  1. the output variable
  2. the input variable
  3. the dimensions of the image file
  4. the output pitch
  5. the input pitch

In theory, all I had to do was add lodepng and pixconv.c to my project, run a test.png file through those two, and put the resulting data in the framebuffer.

The result was a mess. Learning that <iostream>, a stape at my studies of C++, was worthless when working in C, was actually the easy part. Even if I did not exactly know what type of data type were the variables that held the RGBA4444 and RGB565 arrays (I settled on unsigned char when void did not work), the makefile refused to recognize lodepng_decode32_file and logepng_error_text, even after I put those two types in various places (though not at the same time) inside the actual libretro_test.c file. I learned that this issue comes from the linker, which is related to the makefile.

At this point, I decided to give up at least temporarily. I mean, while there is the possibility that this is the last problem and that I actually have everything else right, I decided that this matter requires advanced knowledge that is specialized on C++. I mean, I have a Master’s Degree in Software Engineering, but my actual usage of the fundamentals of C++ and related languages were all in Integrated Development Environments. I barely know anything more than how to run make (not “CMake”, but “make”)!

This lack of specialized knowledge is also the reason why I am no longer pursing either adapting a current C++ engine to Libretro or, per Radius’ suggestion, using OpenGL. I still would have to deal with compiling the C++ code in those situations.

In light of this, I was looking more seriously at Rust, which has bindings to Libretro. While Rust is not object-oriented in the conventional sense, Rust has features that have just about the same functionality anyway. The problem is checking how the current game engines that use Rust render graphics. After all, I want to use software rendering because I want my games to be played at the full range of consoles that run Retroarch, not just the ones that can handle both versions of OpenGL.

I am also seriously considering going back to Lua per my original plans. Not only does LÖVE have no need of a distinct compilation process but also displays graphics through an API that works great and easy. In fact, the ease of use LÖVE provides is the reason why I picked using LÖVE instead of straight C++ in the first place! The main reason why I am not so sure is because that the reason why I wanted to leave Lua in the first place was because Lua did not have any proper support of object-oriented programming. I would much rather use the real deal, especially since Re-Hoard needs object-oriented programming! Even if there is an alternative, this lack of functionality may hamper heavily my plans of future games!

I tried to see how Lutro, Libretro’s interpreter of LÖVE, displays games written in LÖVE. I mean, LÖVE apparently uses SDL, but that does not seem to be a problem to Lutro. However, I got overwhelmed once again.

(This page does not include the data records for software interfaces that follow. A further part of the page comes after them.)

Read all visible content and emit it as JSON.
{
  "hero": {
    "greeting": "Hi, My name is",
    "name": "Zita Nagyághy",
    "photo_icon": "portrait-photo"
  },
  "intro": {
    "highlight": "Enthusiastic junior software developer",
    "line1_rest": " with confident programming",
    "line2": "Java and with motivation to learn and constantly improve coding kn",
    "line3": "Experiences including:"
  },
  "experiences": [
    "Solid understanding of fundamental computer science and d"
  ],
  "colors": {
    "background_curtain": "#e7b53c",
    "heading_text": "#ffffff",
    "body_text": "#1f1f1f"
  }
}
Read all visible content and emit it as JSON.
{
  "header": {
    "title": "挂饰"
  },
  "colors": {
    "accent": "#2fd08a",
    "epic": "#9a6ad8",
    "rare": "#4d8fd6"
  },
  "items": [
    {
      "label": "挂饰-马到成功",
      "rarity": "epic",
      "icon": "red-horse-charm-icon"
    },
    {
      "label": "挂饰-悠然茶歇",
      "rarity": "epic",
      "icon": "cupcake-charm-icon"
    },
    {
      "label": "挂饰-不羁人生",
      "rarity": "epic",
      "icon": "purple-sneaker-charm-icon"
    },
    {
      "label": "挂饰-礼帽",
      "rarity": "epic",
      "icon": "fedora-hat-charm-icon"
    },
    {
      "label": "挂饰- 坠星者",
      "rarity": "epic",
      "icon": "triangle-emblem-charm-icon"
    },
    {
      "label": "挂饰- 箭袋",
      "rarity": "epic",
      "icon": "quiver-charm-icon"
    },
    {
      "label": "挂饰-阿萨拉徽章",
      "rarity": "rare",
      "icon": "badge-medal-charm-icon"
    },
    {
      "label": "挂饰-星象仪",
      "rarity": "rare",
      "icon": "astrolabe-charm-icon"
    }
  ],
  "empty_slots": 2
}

Eevee is right; if I were to write from scratch, I would be essentially inventing the universe if I needed to get off the ground. Then there is compilation afterwards.

Why write in LÖVE?

While I previously wrote of the benefits of writing through the Pico-8, I would need to write larger games through LÖVE, instead. The reason behind this came from a decision during early planning of my Master’s Project, which I wanted to be a game. I wanted to target Libretro, actually, because of the:

  • free license
  • cross-platform support
  • specific, through game-oriented design

However, games that target Libretro would have to be writen in C or C++, both programming languages that, despite my familiarity, were unpleasantly complex. However, I found out about Lutro, a porting of LÖVE to Libretro, the main benefit being an ability to write games in the far more pleasant-to-use Lua. Another benefit was that, though Lutro was still a work in progress, the original LÖVE had benefits that were similar to Libretro. The original LÖVE also achieved similar maturity, which meant that I could write games through original LÖVE, get similar benefits, and still be ready when the Lutro port matures.